The event is also a useful opportunity to keep everyone up to date with IET’s activities, and of course to gain new members, which won’t have escaped the notice of anyone trying to get into the hall without attracting the attention of Malcolm Ogilvie, our chief recruiter. Over 31 new membership forms were handed out on the day; most have found their way back to us, but if you still have yours then feel free to drop it into the office at any time. Our membership now stands at over 300, which helps to show good community engagement when we apply for funding support for projects.

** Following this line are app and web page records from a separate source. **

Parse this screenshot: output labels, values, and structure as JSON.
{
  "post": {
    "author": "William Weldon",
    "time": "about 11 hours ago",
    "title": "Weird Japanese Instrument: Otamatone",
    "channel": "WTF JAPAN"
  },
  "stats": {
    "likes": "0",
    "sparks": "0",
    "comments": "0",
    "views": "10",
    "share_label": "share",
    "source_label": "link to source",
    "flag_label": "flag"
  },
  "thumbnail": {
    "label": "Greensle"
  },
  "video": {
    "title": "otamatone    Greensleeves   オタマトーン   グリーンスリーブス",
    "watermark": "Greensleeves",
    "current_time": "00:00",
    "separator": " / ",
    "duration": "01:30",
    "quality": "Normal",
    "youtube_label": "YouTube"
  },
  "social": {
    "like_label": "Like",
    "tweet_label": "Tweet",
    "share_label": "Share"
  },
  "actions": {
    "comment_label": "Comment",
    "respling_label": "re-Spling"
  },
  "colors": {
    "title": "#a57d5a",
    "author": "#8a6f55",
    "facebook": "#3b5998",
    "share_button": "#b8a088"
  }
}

Andy Macdonald gave a thorough and informative update on the Sound of Islay Tidal project, which is making good progress, and also on display was a selection of images from the recent visual assessment carried out for our single community wind turbine proposal near Castlehill. This project is still very much in the development stage as we are in negotiation over the ground lease, but Scottish Natural Heritage, as site owner, has very helpfully given us interim permission to carry out various studies to take full advantage of our current funding. This means that in addition to commissioning the visual assessment we have been able to apply for a grid connection for the project, and have recently submitted a planning application for a met mast on the site so that we can carry out the necessary wind speed assessments. We hope that this project, which would see the installation of one 330kW turbine, will one day earn a considerable income for the community – but there are a number of hurdles still to clear, not least that grid connection application.

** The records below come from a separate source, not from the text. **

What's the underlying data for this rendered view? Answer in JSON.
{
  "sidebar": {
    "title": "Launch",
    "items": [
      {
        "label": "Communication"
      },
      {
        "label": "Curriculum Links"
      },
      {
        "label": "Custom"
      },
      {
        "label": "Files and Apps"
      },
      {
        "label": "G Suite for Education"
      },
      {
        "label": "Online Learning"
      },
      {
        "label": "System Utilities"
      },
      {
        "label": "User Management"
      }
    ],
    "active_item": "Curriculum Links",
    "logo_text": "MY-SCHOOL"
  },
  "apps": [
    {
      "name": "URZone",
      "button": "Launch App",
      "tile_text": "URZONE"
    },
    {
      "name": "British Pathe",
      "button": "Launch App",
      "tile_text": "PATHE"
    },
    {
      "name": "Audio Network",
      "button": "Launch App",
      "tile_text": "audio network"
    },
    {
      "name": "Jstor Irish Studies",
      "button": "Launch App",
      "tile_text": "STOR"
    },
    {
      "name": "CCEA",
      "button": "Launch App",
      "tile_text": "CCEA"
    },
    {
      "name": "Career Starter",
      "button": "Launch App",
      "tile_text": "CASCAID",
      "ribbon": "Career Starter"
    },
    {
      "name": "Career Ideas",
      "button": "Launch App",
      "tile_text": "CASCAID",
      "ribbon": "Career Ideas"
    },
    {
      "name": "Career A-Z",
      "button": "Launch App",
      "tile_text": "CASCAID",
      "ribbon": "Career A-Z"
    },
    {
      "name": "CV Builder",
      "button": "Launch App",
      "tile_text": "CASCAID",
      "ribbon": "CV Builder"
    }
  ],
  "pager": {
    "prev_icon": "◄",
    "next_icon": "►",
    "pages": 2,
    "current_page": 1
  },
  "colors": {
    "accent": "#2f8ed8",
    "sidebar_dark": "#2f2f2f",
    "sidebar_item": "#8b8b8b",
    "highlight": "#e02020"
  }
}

The visual assessment has been a very interesting exercise, and it is encouraging to see how low-key the installation would be if it goes ahead. If you didn’t see the pictures on the day, they are available to see at our office in Main Street – please call in during office hours, all comments welcome.